Another big Bay Area company this week announced they would move their headquarters out of California, to the chagrin of local leaders who say the state Legislature has the power to stanch the outflow of businesses.
Align Technologies, the medical device company behind Invisalign braces, announced this week the formerly San Jose-based company officially moved its headquarters to Tempe, Arizona on Jan. 1. Its San Jose presence will remain, but as a “Digital Innovation Center,” the company said.
“This change will afford many new opportunities for Align to expand its industry-leading digital capabilities through innovation in San Jose while achieving greater, long-term operating efficiencies in Arizona,” Align CEO Joe Hogan said in a statement this week. “We chose Tempe for our new corporate headquarters for many reasons, including its proximity to San Jose, favorable corporate operating environment, low cost of living, and overall quality of life.”
Meanwhile, 150 of the company’s corporate and administrative employees have been offered a relocation package to join the company in Arizona. If they choose to stay in California, they’ll be allowed to work from home.
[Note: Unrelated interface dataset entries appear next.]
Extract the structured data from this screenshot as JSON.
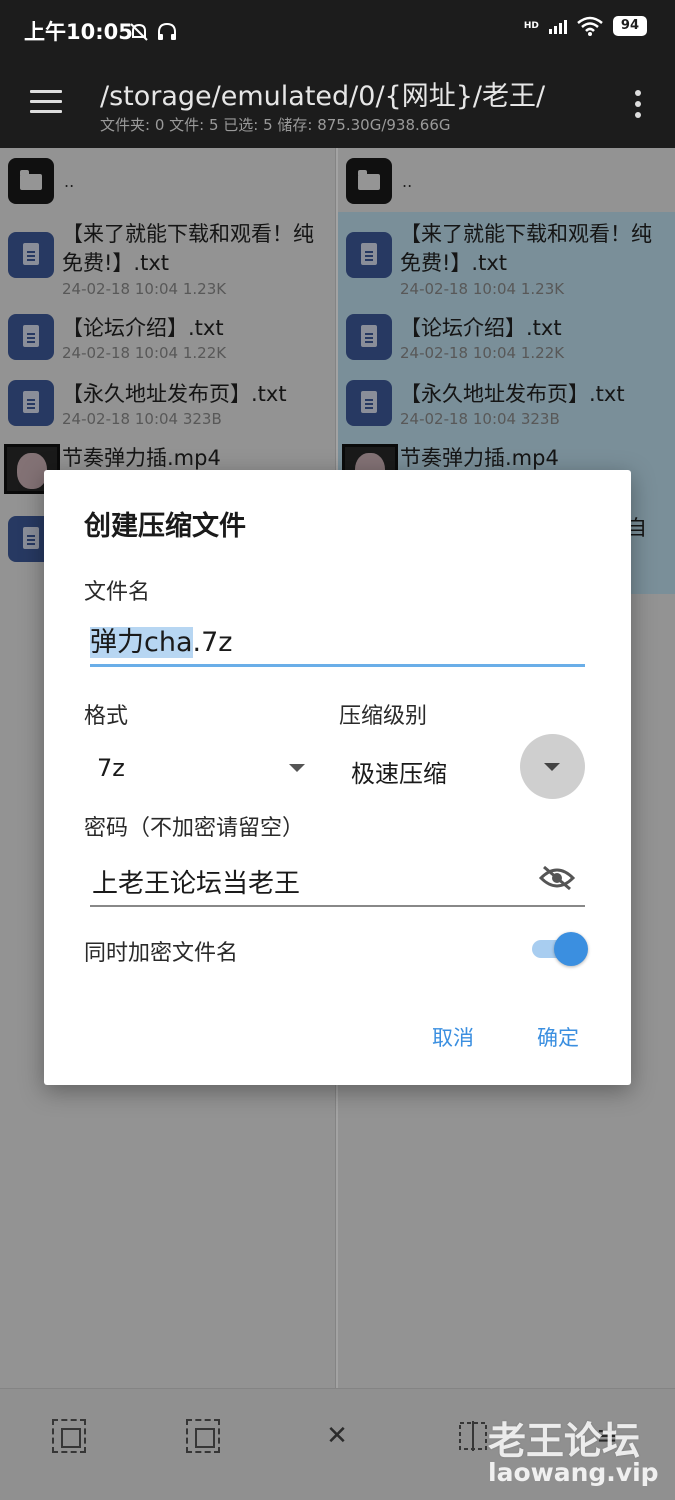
{
  "status_bar": {
    "time": "上午10:05",
    "network_badge": "HD",
    "battery": "94"
  },
  "app_bar": {
    "path": "/storage/emulated/0/{网址}/老王/",
    "info": "文件夹: 0  文件: 5  已选: 5  储存: 875.30G/938.66G"
  },
  "panes": {
    "parent_label": "..",
    "files": [
      {
        "name": "【来了就能下载和观看！纯免费!】.txt",
        "meta": "24-02-18 10:04  1.23K"
      },
      {
        "name": "【论坛介绍】.txt",
        "meta": "24-02-18 10:04  1.22K"
      },
      {
        "name": "【永久地址发布页】.txt",
        "meta": "24-02-18 10:04  323B"
      },
      {
        "name": "节奏弹力插.mp4",
        "meta": ""
      }
    ],
    "right_edge_text": "自"
  },
  "dialog": {
    "title": "创建压缩文件",
    "filename_label": "文件名",
    "filename_selected": "弹力cha",
    "filename_ext": ".7z",
    "format_label": "格式",
    "format_value": "7z",
    "level_label": "压缩级别",
    "level_value": "极速压缩",
    "password_label": "密码（不加密请留空）",
    "password_value": "上老王论坛当老王",
    "encrypt_names_label": "同时加密文件名",
    "encrypt_names_on": true,
    "cancel": "取消",
    "confirm": "确定"
  },
  "watermark": {
    "title": "老王论坛",
    "url": "laowang.vip"
  },
  "colors": {
    "accent": "#3b8fe0",
    "app_bar": "#1c1c1c",
    "file_icon": "#3d5a9a",
    "selection": "#bfe0ef"
  }
}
None of the employees are at risk of losing their jobs, the company assured in a prepared statement.
Even so, the announcement didn’t sit well with San Jose Mayor Sam Liccardo after Hewlett Packard Enterprises announced they, too, were moving their headquarters last month.
“The pattern from two Silicon Valley long-standing companies, Hewlett Packard Enterprises (HPE) and Align Technologies, is instructive: both employers are investing in expansions of their San Jose technology-skilled workforce while deciding to move their headquarters and top administrative staff out of California,” he said in a statement. “The lesson for our friends in the state legislature: companies continue to want to employ our high-skill talent, but they don’t want to subject themselves to California’s taxes or regulations. Most importantly, they don’t have to.”
Jim Wunderman, president and CEO of public policy advocacy organization Bay Area Council, agreed with Liccardo Friday. The Bay Area Council has advocated for the state to halt tax increases as the economy rebounds from the pandemic.
“The high tax rates in the state are in part responsible for this,” he said. “It’s taxes and regulations and they're causing companies, given the environment, to strategize about how best to deploy their resources and [they’re] making some decisions. ... Headquarters moves are not something one would do lightly.”
A Trend Forms
The corporate headquarters exit comes exactly a month after HPE announced it would move its headquarters from North San Jose to the Houston, Texas area. The company will leave some of its operations in the South Bay city, including the headquarters of its Aruba Intelligent Edge business.
The benefits of that decision, the company said in a prepared statement, included the chance to attract more diverse workers and money.
“We also anticipate long term cost savings associated with this move that we can reinvest in key areas of our business and innovation,” Antonio Neri, HPE’s president and chief executive officer said in a blog post at the time. “Given our company’s long history in the region, this move makes sense for HPE. The world has changed, and we are changing with it for the benefit of all of our stakeholders.”
Oracle last month also said it would move its headquarters from its pastoral Redwood Shores campus to Austin, Texas. The decision for the move came in the face of high taxes, other costs and commutes for employees, according to Bloomberg, which first reported the move.
Before that, Palantir Technologies, a controversial data analytics company, quietly moved its headquarters from Palo Alto—one of the costliest cities in the region to buy or rent office space and housing—to Denver, Colorado. Last May, Tesla founder Elon Musk, frustrated by county orders that all “non-essential” business shutter in an effort to slow the spread of Covid-19, announced he was planning his departure.
"Frankly, this is the final straw. Tesla will now move its HQ and future programs to Texas/Nevada immediately. If we even retain Fremont manufacturing activity at all, it will be [dependent] on how Tesla is treated in the future. Tesla is the last carmaker left in CA,” Musk tweeted.
While the electric car manufacturer still has much of its operations in the Bay Area, Musk himself has moved to Texas where he'll have a chance to see a personal tax benefit, he confirmed last year.
Despite the apparent exodus in recent months, many of the country's largest and most well-known tech companies, including Google, Apple, Facebook, Nvidia, Intel and more, continue to grow in the region and show no signs of packing up their headquarters anytime soon. Some researchers even argue spreading out tech companies would be good for California and the rest of the country.
But Wunderman is not convinced that the level of movement the Bay Area is seeing today is a good omen for the region’s long-term economy.
“The bottom line is talent is going to be moving away,” Wunderman said. “Talent is what really drives the economy in a knowledge-based economy, so there's a lot of risk here.”